|Publication||XMM-Newton and Chandra X-ray follow-up observations of the VHE gamma-ray source HESS J1507-622 . Tibolla, O., Kaufmann, S., . A&A . 567-74 . 2014 . 2014A&A...567A..74T ,
Serendipitous UV source catalogues for 10 years of XMM and 5 years of Swift . Yershov, V. N., . Ap&SS . 354-97 . 2014 . 2014Ap&SS.354...97Y ,
Exploring the potential X-ray counterpart of the puzzling TeV gamma-ray source HESS J1507-622 with new Suzaku observations . Eger, P., Domainko, W. F., . MNRAS . 447-3564 . 2015 . 2015MNRAS.447.3564E ,
The Million Optical - Radio-X-ray Associations (MORX) Catalogue . Flesch, Eric W., . PASA . 33-52 . 2016 . 2016PASA...33...52F ,
|Instrument||EMOS1, EMOS2, EPN, OM, RGS1, RGS2|
|Mission Description||The European Space Agency's (ESA) X-ray Multi-Mirror Mission (XMM-Newton) was launched by an Ariane 504 on December 10th 1999. XMM-Newton is ESA's second cornerstone of the Horizon 2000 Science Programme. It carries 3 high throughput X-ray telescopes with an unprecedented effective area, and an optical monitor, the first flown on a X-ray observatory. The large collecting area and ability to make long uninterrupted exposures provide highly sensitive observations.
Since Earth's atmosphere blocks out all X-rays, only a telescope in space can detect and study celestial X-ray sources. The XMM-Newton mission is helping scientists to solve a number of cosmic mysteries, ranging from the enigmatic black holes to the origins of the Universe itself.
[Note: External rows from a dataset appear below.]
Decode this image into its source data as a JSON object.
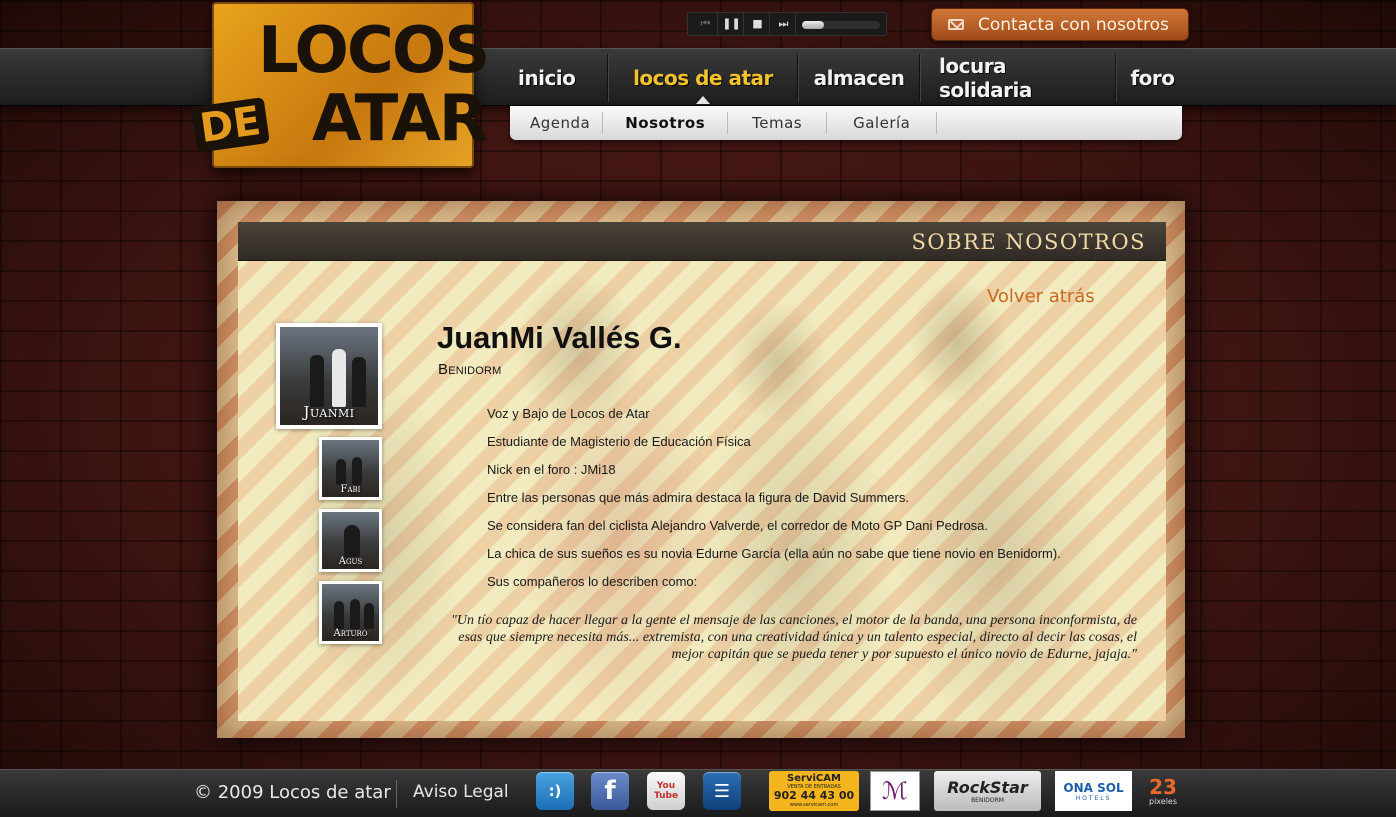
{
  "logo": {
    "line1": "LOCOS",
    "line2": "DE",
    "line3": "ATAR"
  },
  "player": {
    "prev": "⏮",
    "pause": "❚❚",
    "stop": "■",
    "next": "⏭",
    "volume": 0.28
  },
  "contact": {
    "label": "Contacta con nosotros"
  },
  "main_nav": [
    {
      "label": "inicio"
    },
    {
      "label": "locos de atar"
    },
    {
      "label": "almacen"
    },
    {
      "label": "locura solidaria"
    },
    {
      "label": "foro"
    }
  ],
  "sub_nav": [
    {
      "label": "Agenda"
    },
    {
      "label": "Nosotros"
    },
    {
      "label": "Temas"
    },
    {
      "label": "Galería"
    }
  ],
  "section": {
    "title": "SOBRE NOSOTROS",
    "back": "Volver atrás"
  },
  "members": {
    "main": "Juanmi",
    "others": [
      "Fabi",
      "Agus",
      "Arturo"
    ]
  },
  "profile": {
    "name": "JuanMi Vallés G.",
    "city": "Benidorm",
    "facts": [
      "Voz y Bajo de Locos de Atar",
      "Estudiante de Magisterio de Educación Física",
      "Nick en el foro : JMi18",
      "Entre las personas que más admira destaca la figura de David Summers.",
      "Se considera fan del ciclista Alejandro Valverde, el corredor de Moto GP Dani Pedrosa.",
      "La chica de sus sueños es su novia Edurne García (ella aún no sabe que tiene novio en Benidorm).",
      "Sus compañeros lo describen como:"
    ],
    "quote": "\"Un tío capaz de hacer llegar a la gente el mensaje de las canciones, el motor de la banda, una persona inconformista, de esas que siempre necesita más... extremista, con una creatividad única y un talento especial, directo al decir las cosas, el mejor capitán que se pueda tener y por supuesto el único novio de Edurne, jajaja.\""
  },
  "footer": {
    "copyright": "© 2009  Locos de atar",
    "legal": "Aviso Legal",
    "social": [
      {
        "name": "tuenti-icon",
        "glyph": ":)"
      },
      {
        "name": "facebook-icon",
        "glyph": "f"
      },
      {
        "name": "youtube-icon",
        "glyph": "You Tube"
      },
      {
        "name": "myspace-icon",
        "glyph": "☰"
      }
    ],
    "sponsors": [
      {
        "line1": "ServiCAM",
        "line2": "VENTA DE ENTRADAS",
        "line3": "902 44 43 00",
        "line4": "www.servicam.com"
      },
      {
        "line1": "ℳ"
      },
      {
        "line1": "RockStar",
        "line2": "BENIDORM"
      },
      {
        "line1": "ONA SOL",
        "line2": "HOTELS"
      },
      {
        "line1": "23",
        "line2": "pixeles"
      }
    ]
  }
}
Observing time on XMM-Newton is being made available to the scientific community, applying for observational periods on a competitive basis.
|Publisher And Registrant||European Space Agency|
|Credit Guidelines||European Space Agency, 2012-03-16T00:00:00Z, 065162, 17.56_20190403_1200. https://doi.org/10.5270/esa-yja9jsg|